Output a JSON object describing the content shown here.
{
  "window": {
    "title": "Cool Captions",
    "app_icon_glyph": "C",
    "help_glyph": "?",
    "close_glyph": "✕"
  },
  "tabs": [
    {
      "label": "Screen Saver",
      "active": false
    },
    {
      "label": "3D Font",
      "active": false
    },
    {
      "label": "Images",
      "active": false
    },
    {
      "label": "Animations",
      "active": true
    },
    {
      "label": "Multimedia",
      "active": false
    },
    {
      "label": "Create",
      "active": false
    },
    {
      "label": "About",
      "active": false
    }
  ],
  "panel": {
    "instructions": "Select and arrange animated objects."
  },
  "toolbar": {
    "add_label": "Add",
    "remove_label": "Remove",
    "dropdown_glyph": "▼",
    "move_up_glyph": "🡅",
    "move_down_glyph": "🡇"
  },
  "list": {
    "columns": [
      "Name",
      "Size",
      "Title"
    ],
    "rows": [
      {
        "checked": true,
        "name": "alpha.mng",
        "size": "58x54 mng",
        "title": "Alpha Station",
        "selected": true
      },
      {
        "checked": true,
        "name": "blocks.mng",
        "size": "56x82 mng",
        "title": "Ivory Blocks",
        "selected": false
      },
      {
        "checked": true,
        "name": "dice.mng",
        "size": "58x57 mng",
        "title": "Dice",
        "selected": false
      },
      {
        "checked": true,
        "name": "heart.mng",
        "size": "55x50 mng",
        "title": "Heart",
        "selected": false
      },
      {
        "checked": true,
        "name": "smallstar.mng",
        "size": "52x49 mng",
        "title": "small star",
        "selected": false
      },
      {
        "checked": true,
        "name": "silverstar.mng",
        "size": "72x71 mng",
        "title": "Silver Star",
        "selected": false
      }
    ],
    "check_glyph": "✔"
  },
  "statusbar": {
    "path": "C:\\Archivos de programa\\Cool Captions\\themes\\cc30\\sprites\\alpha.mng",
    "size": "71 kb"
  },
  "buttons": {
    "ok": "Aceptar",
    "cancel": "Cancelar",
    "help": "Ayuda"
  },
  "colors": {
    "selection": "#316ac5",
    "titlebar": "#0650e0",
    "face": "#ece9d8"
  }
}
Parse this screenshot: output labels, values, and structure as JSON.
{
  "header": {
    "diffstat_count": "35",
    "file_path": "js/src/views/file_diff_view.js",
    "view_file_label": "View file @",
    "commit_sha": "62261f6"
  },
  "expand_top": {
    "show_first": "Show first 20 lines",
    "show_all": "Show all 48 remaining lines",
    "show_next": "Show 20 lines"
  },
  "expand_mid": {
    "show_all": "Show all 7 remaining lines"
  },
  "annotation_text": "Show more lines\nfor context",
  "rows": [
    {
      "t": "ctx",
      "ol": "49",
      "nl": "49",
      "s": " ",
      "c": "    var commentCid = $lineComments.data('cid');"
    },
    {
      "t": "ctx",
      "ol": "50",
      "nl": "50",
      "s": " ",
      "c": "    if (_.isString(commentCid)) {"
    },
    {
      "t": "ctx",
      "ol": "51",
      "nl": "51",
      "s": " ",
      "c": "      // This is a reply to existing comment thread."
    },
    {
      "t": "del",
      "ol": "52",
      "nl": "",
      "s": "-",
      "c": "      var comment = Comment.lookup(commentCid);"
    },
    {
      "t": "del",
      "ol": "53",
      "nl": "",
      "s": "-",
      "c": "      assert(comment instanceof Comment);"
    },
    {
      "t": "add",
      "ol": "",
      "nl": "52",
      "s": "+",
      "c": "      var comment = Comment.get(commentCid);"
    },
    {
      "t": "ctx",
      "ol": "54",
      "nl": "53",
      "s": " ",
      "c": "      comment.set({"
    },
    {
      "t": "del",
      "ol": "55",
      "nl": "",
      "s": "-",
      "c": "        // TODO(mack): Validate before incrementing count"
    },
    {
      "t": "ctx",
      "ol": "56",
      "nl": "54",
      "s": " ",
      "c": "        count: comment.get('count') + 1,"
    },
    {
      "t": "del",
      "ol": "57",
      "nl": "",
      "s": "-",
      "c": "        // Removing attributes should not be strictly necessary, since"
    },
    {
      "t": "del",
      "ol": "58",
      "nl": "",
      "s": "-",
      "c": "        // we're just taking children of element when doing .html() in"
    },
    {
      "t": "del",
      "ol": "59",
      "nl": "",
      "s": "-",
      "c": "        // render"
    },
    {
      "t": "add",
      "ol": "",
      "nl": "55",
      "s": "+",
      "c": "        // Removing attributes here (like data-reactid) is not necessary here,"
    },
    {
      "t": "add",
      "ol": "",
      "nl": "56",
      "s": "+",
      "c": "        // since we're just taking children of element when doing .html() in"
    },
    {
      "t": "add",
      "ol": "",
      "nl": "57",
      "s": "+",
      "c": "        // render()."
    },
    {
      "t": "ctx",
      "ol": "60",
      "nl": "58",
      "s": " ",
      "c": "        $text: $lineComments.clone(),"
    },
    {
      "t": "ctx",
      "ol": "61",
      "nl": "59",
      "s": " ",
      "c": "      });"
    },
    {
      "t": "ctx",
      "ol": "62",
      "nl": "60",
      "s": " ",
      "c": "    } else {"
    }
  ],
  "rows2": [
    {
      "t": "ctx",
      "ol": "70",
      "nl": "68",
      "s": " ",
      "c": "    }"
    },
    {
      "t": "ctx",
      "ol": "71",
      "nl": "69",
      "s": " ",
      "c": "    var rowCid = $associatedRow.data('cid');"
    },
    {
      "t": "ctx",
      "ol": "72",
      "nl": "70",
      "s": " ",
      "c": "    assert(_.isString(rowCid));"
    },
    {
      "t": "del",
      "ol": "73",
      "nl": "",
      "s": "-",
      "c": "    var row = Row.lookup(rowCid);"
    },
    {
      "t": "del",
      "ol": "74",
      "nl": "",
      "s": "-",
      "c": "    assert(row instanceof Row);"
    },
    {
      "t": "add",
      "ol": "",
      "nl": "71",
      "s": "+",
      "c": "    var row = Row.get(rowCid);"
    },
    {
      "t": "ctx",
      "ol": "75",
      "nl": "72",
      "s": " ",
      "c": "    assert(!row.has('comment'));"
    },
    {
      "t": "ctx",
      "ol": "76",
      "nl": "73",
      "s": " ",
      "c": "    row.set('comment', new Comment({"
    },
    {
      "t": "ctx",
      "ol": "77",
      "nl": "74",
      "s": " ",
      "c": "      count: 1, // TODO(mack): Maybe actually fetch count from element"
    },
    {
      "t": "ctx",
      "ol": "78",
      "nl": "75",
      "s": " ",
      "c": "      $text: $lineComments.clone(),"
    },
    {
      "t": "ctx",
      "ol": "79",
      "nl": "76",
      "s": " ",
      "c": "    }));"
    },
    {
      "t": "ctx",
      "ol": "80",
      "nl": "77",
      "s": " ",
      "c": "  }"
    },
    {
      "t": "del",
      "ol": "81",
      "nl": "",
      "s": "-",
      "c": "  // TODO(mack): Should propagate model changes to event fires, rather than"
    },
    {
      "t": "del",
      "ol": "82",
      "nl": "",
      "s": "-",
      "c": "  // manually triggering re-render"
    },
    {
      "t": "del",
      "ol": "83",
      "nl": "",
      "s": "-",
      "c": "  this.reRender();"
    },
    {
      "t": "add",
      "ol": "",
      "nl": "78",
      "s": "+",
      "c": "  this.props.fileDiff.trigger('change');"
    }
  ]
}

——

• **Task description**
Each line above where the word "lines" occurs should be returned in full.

• **Task result**
    "show_first": "Show first 20 lines",
    "show_all": "Show all 48 remaining lines",
    "show_next": "Show 20 lines"
    "show_all": "Show all 7 remaining lines"
  "annotation_text": "Show more lines\nfor context",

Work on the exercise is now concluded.